The Pointer, also known as the English Pointer, is a powerful hunting dog. The head is about as wide as the muzzle is long. The neck is long. The muzzle is deep. The stop is well-defined. The nose is black or brown in color in the darker coated dogs and may be lighter or flesh-colored in the lighter dogs. The teeth should meet in a level or scissors bite. The round eyes are dark in contrast with the markings on the coat. The hanging ears are somewhat pointed at the end. The front legs are straight. The tail is larger at the root, tapering to a point. The coat is short, smooth and dense.
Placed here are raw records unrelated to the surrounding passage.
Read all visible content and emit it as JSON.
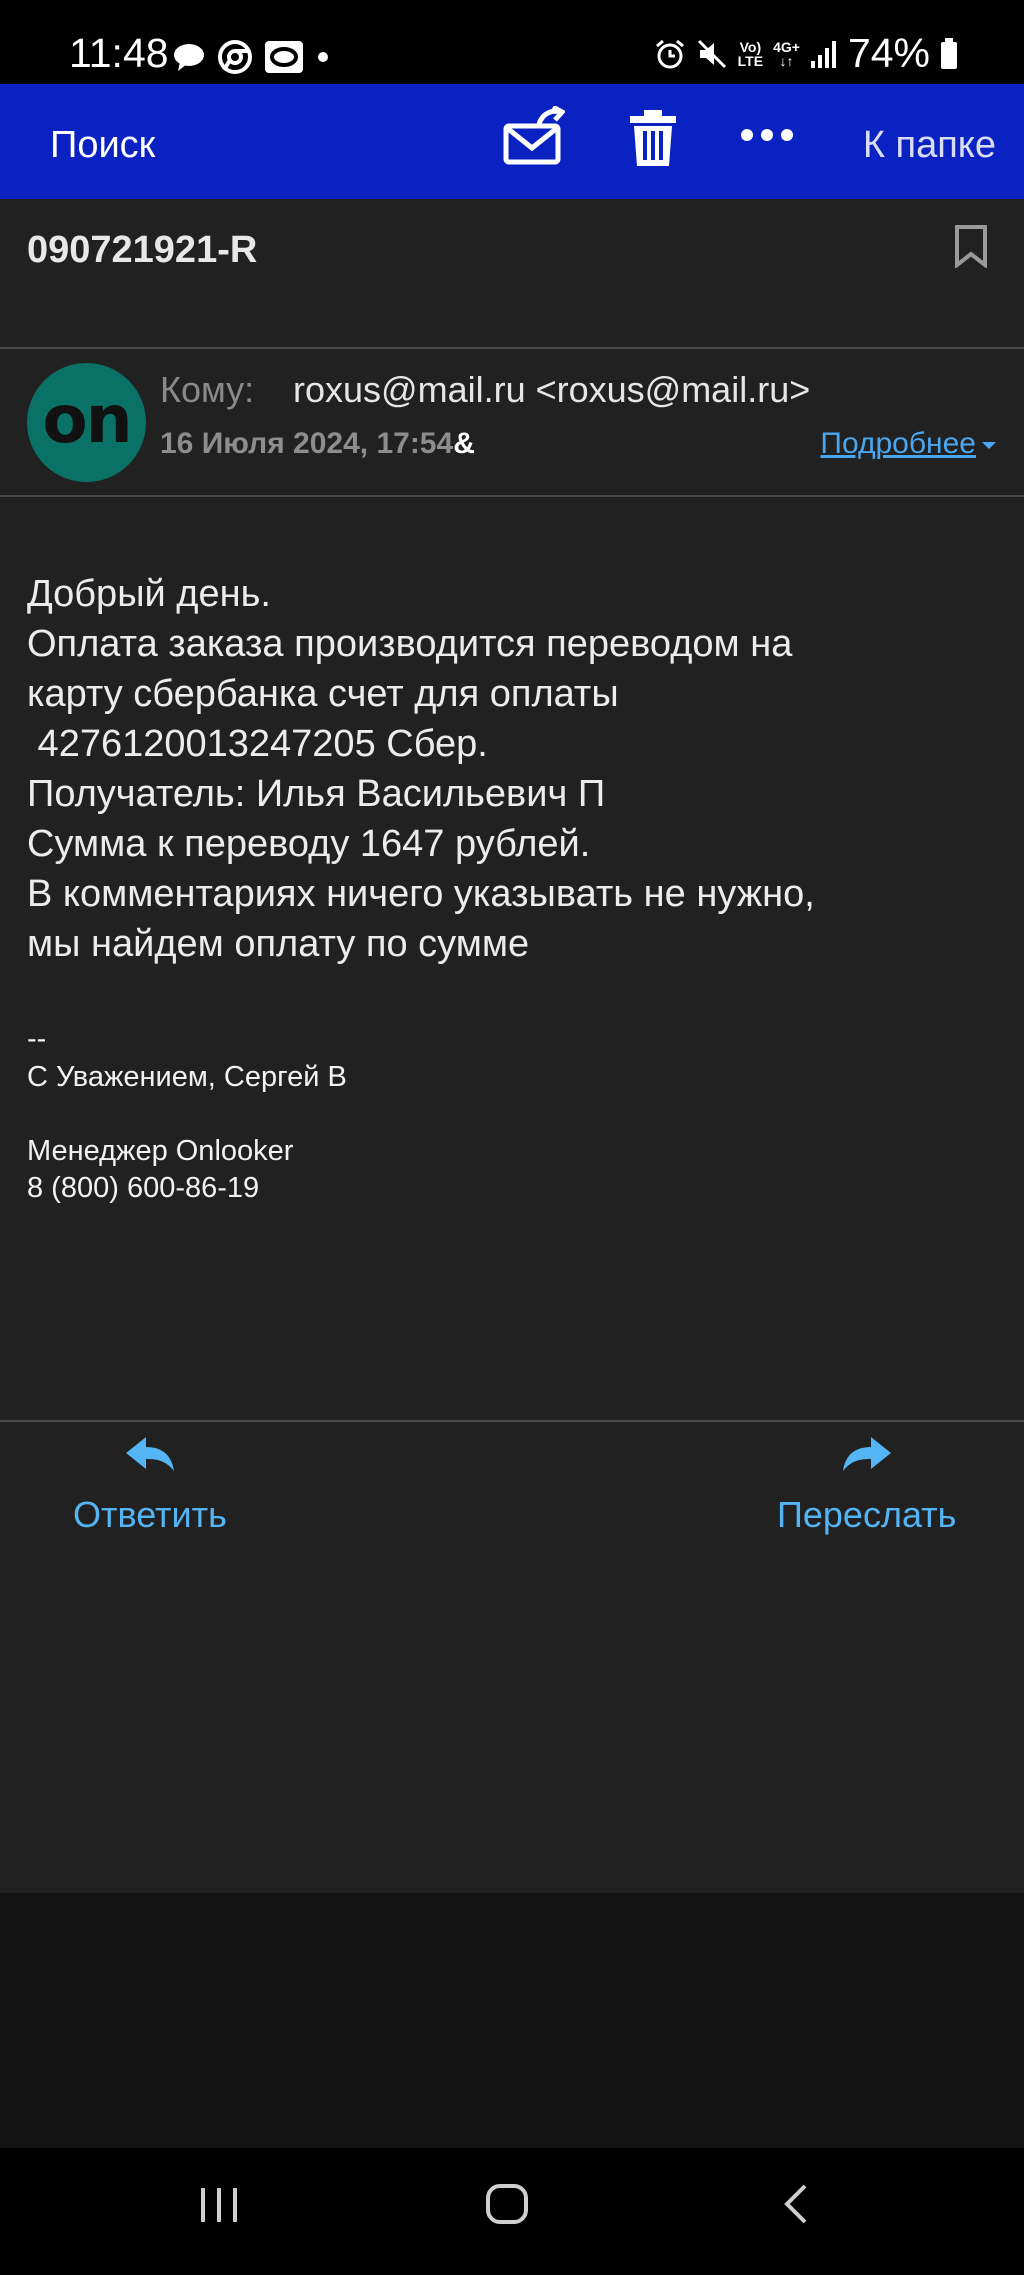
{
  "status_bar": {
    "time": "11:48",
    "left_icons": [
      "chat-bubble-icon",
      "chrome-icon",
      "app-o-icon",
      "dot-icon"
    ],
    "right_icons": [
      "alarm-icon",
      "mute-icon",
      "volte-icon",
      "4g-icon",
      "signal-icon",
      "battery-icon"
    ],
    "volte_line1": "Vo)",
    "volte_line2": "LTE",
    "net_type": "4G+",
    "battery": "74%"
  },
  "toolbar": {
    "search_label": "Поиск",
    "folder_label": "К папке",
    "icons": [
      "mark-unread-icon",
      "trash-icon",
      "more-icon"
    ]
  },
  "email": {
    "subject": "090721921-R",
    "avatar_text": "on",
    "to_label": "Кому:",
    "to_value": "roxus@mail.ru <roxus@mail.ru>",
    "date": "16 Июля 2024, 17:54",
    "date_suffix": "&",
    "details_label": "Подробнее",
    "body_lines": [
      "Добрый день.",
      "Оплата заказа производится переводом на",
      "карту сбербанка счет для оплаты",
      " 4276120013247205 Сбер.",
      "Получатель: Илья Васильевич П",
      "Сумма к переводу 1647 рублей.",
      "В комментариях ничего указывать не нужно,",
      "мы найдем оплату по сумме"
    ],
    "signature": {
      "separator": "--",
      "regards": "С Уважением, Сергей В",
      "title": "Менеджер Onlooker",
      "phone": "8 (800) 600-86-19"
    }
  },
  "actions": {
    "reply_label": "Ответить",
    "forward_label": "Переслать"
  },
  "colors": {
    "toolbar_bg": "#0b22c2",
    "background": "#212121",
    "accent_link": "#4aa7ef",
    "action_blue": "#55b4f4",
    "avatar_bg": "#0a7166"
  },
  "navbar": {
    "buttons": [
      "recents-icon",
      "home-icon",
      "back-icon"
    ]
  }
}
Coat colors include primarily white with liver, lemon, black and/or orange markings, either patched or speckled, or can be solid in color. May be tricolored.
English Pointers are extremely high energy, and very enthusiastic hunters. With enough exercise they will be calm in the home. Intelligent, devoted, loyal and clean, they are patient, friendly, affectionate, love children and are a true friend to the family. They adapt well to new situations. Can be reserved with strangers. Socialize well at an early age and as the owner of the dog, be sure to stay mentally strong so the dog can feed from your energy to avoid timidity. Nervous humans tend to have nervous dogs because the dog can feel your emotions. If you do not provide enough mental and/or physical exercise they will become high-strung and distractible and can become neurotic and destructive. If they sense their owners are not as strong-minded as themselves they will become a bit willful as they will believe they need to be the leader of the relationship. It will bark at suspicious noises, but it is not a watchdog. Hunting instincts develop early. Puppies will start to display pointing behavior as young as 8 weeks old. These dogs are generally good with other pets and are not usually dog-aggressive.
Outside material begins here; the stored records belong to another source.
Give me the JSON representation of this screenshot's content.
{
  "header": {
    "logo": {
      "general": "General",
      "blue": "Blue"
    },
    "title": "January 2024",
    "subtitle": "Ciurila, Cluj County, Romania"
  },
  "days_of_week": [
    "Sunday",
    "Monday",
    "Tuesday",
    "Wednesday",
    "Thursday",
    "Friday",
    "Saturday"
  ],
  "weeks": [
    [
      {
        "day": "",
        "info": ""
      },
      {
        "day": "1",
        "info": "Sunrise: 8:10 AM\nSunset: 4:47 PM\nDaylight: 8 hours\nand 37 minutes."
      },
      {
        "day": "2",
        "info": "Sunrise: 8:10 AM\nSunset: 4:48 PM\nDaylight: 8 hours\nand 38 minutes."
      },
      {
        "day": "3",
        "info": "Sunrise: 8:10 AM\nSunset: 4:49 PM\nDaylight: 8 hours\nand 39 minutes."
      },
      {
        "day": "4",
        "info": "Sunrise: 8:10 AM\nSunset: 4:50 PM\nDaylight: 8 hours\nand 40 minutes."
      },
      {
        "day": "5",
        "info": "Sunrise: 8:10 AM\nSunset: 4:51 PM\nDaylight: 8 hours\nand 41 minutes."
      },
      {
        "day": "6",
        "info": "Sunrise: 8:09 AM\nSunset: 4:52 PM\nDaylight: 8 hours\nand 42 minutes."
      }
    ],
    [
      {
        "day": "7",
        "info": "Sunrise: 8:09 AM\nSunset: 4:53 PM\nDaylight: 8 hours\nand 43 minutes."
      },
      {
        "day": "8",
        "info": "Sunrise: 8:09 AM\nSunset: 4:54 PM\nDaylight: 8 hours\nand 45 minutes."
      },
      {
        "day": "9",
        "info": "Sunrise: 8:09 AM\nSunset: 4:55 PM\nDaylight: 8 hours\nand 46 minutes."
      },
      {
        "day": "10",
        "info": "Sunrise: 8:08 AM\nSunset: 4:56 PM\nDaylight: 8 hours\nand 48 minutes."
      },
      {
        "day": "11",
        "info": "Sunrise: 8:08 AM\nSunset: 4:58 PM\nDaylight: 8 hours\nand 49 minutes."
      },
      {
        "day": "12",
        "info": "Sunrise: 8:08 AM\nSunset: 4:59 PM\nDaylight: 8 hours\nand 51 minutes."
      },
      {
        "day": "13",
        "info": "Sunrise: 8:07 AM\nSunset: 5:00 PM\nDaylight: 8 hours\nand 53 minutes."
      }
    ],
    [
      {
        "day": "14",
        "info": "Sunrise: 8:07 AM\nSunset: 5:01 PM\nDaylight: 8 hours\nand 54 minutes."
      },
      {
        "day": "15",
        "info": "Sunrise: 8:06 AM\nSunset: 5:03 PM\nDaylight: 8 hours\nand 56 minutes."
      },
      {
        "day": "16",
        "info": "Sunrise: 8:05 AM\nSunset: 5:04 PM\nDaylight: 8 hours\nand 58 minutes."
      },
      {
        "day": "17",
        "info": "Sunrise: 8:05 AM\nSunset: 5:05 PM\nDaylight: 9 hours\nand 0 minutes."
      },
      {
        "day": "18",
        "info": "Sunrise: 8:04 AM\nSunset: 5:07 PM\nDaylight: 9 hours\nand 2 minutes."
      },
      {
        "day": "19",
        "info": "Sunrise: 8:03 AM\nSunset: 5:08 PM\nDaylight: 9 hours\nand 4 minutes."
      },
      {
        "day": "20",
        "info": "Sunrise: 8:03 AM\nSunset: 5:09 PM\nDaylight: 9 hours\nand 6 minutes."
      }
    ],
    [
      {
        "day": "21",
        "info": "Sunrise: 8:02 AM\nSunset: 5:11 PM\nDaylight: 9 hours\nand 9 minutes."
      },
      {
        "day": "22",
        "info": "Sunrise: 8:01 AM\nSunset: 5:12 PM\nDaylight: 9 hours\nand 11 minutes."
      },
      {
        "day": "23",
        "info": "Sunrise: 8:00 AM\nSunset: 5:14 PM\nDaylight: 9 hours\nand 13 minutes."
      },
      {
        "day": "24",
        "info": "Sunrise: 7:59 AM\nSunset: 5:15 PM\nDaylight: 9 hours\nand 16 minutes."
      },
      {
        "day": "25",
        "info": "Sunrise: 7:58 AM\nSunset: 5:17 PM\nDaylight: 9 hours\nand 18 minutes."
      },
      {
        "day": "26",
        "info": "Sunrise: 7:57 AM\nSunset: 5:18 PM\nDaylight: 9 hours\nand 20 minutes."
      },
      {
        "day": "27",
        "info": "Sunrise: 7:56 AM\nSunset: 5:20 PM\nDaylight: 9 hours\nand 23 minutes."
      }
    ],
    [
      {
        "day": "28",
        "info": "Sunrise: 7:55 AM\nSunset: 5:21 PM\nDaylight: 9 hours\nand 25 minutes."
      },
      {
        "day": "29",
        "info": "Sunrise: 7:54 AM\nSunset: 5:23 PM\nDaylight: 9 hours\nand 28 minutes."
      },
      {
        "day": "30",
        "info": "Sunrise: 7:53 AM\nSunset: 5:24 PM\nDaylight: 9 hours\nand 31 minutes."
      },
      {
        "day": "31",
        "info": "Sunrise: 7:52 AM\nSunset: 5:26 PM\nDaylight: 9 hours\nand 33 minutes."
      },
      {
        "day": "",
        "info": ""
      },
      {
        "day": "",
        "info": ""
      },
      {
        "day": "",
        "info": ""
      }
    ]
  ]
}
Height: Males 22 – 24 inches (55 – 62 cm) Females 21 – 24 inches (54 – 60 cm)
Weight: 44 – 66 pounds (20 – 30 kg)
Prone to hip dysplasia, thyroid problems and dwarfism. Also skin conditions.
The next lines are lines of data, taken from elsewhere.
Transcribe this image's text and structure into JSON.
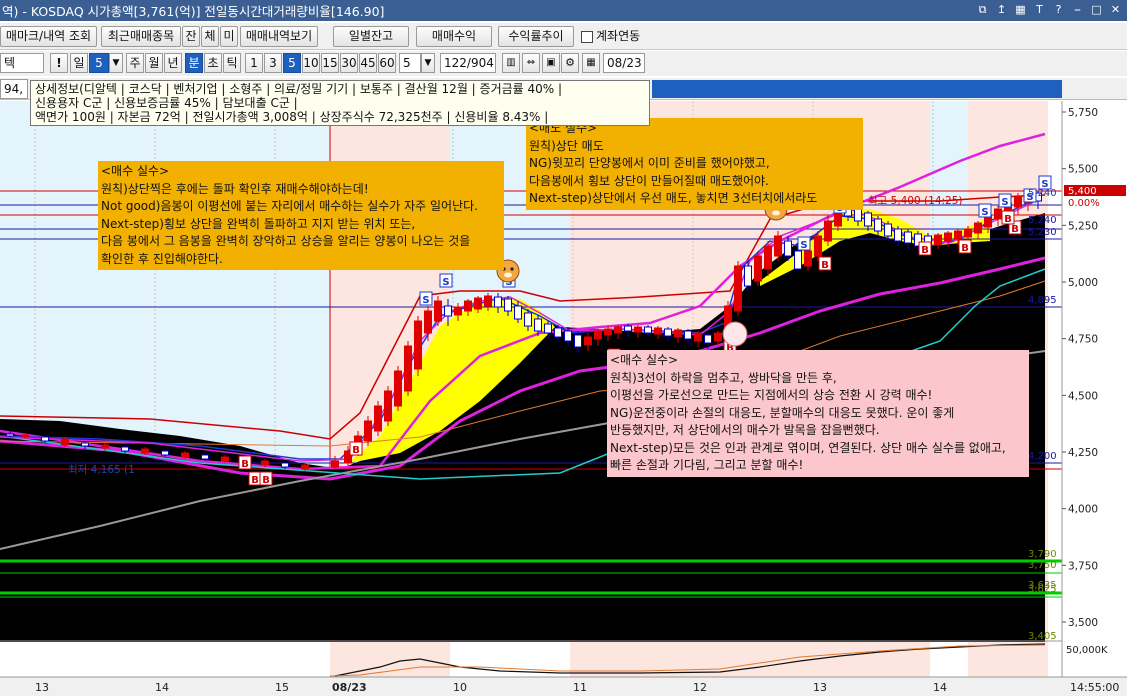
{
  "window": {
    "title": "역) - KOSDAQ 시가총액[3,761(억)] 전일동시간대거래량비율[146.90]",
    "buttons": [
      "⧉",
      "↥",
      "▦",
      "T",
      "?",
      "⎯",
      "□",
      "✕"
    ]
  },
  "row2": {
    "buttons": [
      "매마크/내역 조회",
      "최근매매종목",
      "잔",
      "체",
      "미",
      "매매내역보기",
      "일별잔고",
      "매매수익",
      "수익률추이"
    ],
    "checkbox_label": "계좌연동"
  },
  "toolbar": {
    "symbol_input": "텍",
    "excl": "!",
    "period_label": "일",
    "period_value": "5",
    "periods": [
      "주",
      "월",
      "년",
      "분",
      "초",
      "틱"
    ],
    "minutes": [
      "1",
      "3",
      "5",
      "10",
      "15",
      "30",
      "45",
      "60"
    ],
    "count_value": "5",
    "range": "122/904",
    "date": "08/23"
  },
  "row4": {
    "code": "94,"
  },
  "info": {
    "line1": "상세정보(디알텍 | 코스닥 | 벤처기업 | 소형주 | 의료/정밀 기기 | 보통주 | 결산월 12월 | 증거금률 40% |",
    "line2": "신용용자 C군 | 신용보증금률 45% | 담보대출 C군 |",
    "line3": "액면가 100원 | 자본금 72억 | 전일시가총액 3,008억 | 상장주식수 72,325천주 | 신용비율 8.43% |"
  },
  "notes": {
    "buy1": {
      "title": "<매수 실수>",
      "lines": [
        "원칙)상단찍은 후에는 돌파 확인후 재매수해야하는데!",
        "Not good)음봉이 이평선에 붙는 자리에서 매수하는 실수가 자주 일어난다.",
        "Next-step)횡보 상단을 완벽히 돌파하고 지지 받는 위치 또는,",
        "다음 봉에서 그 음봉을 완벽히 장악하고 상승을 알리는 양봉이 나오는 것을",
        "확인한 후 진입해야한다."
      ]
    },
    "sell": {
      "title": "<매도 실수>",
      "lines": [
        "원칙)상단 매도",
        "NG)윗꼬리 단양봉에서 이미 준비를 했어야했고,",
        "다음봉에서 횡보 상단이 만들어질때 매도했어야.",
        "Next-step)상단에서 우선 매도, 놓치면 3선터치에서라도"
      ]
    },
    "buy2": {
      "title": "<매수 실수>",
      "lines": [
        "원칙)3선이 하락을 멈추고, 쌍바닥을 만든 후,",
        "이평선을 가로선으로 만드는 지점에서의 상승 전환 시 강력 매수!",
        "NG)운전중이라 손절의 대응도, 분할매수의 대응도 못했다. 운이 좋게",
        "반등했지만, 저 상단에서의 매수가 발목을 잡을뻔했다.",
        "Next-step)모든 것은 인과 관계로 엮이며, 연결된다. 상단 매수 실수를 없애고,",
        "빠른 손절과 기다림, 그리고 분할 매수!"
      ]
    }
  },
  "chart_labels": {
    "high": "최고 5,400 (14:25)",
    "low": "최저 4,165 (1",
    "price_tag": "5,400",
    "pct_tag": "0.00%",
    "p5240": "5,240",
    "p5230": "5,230",
    "p4895": "4,895",
    "p4200": "4,200",
    "p3790": "3,790",
    "p3750": "3,750",
    "p3635": "3,635",
    "p3625": "3,625",
    "p3405": "3,405",
    "vol": "50,000K",
    "time": "14:55:00"
  },
  "y_ticks": [
    "5,750",
    "5,500",
    "5,250",
    "5,000",
    "4,750",
    "4,500",
    "4,250",
    "4,000",
    "3,750",
    "3,500"
  ],
  "x_ticks": [
    "13",
    "14",
    "15",
    "08/23",
    "10",
    "11",
    "12",
    "13",
    "14"
  ],
  "colors": {
    "title_bar": "#3b5f93",
    "selected": "#1f5fbd",
    "note_orange": "#f2b000",
    "note_pink": "#fbc7cc",
    "candle_up": "#e00000",
    "candle_down": "#0000cc",
    "cloud": "#ffff00",
    "band": "#dd22dd"
  },
  "icons": [
    "restore-icon",
    "pin-icon",
    "layout-icon",
    "font-icon",
    "help-icon",
    "minimize-icon",
    "maximize-icon",
    "close-icon"
  ]
}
These dogs are not recommended for apartment life. They are moderately active indoors and do best with acreage.
This dog is extremely energetic and tireless. It is very important that it gets daily vigorous exercise to prevent extreme indoor restlessness. This breed is more than a match for even the most active family and should not be taken on as a family pet unless they can guarantee plenty of vigorous exercise. They need to be taken on a daily, brisk, long walk, jog or run alongside you when you bicycle. They are excellent jogging companions. Some love to swim and retrieve although they were not bred for that task. While out on the walk the dog must be made to heel beside or behind the person holding the lead, as instinct tells a dog the leader leads the way, and that leader needs to be the human. Teach them to enter and exit door and gateways after the humans. When the dog is taught to work as a hunting dog it must be taught the difference between when it is time to work and when it is not. When it is not time to hunt, the dog should be respectfully heeling on a leash for the handler.
About 13-14 years.
The smooth coat of the Pointer is very easy to groom. Just brush regularly with a firm bristle brush and bathe only when necessary. A rub with a piece of toweling or chamois will leave the coat gleaming. Check the feet also, especially after the dog has been exercising or working. Dry the dog thoroughly after hunting to prevent chilling. Ears should be checked regularly. This breed is an average shedder.
The first recorded mentions of the Pointer were in England around 1650. The Pointer was developed by crossing the Italian Pointer, Foxhound, Bloodhound, Greyhound, Newfoundland, Setter, and the Bulldog. The name derived from the way the dog stands motionless when he spots his game as if he is pointing right at it. Before hunting with guns was popular, Pointers were used to find hare for the Greyhound to hunt. By the early 1700s the Pointer became very popular among hunters. Excellent at catching a scent and pointing the hunter in the right direction, the dogs are very quick and can cover a lot of ground in a short amount of time and are often used to flush out birds. They are not water dogs nor are they expected to retrieve the kill. The dogs work great in warm weather but do not do well when it is very cold. The English Pointer often wins Pointing Field Trials over all other pointing breeds. The Pointer was first recognized by the AKC in 1884.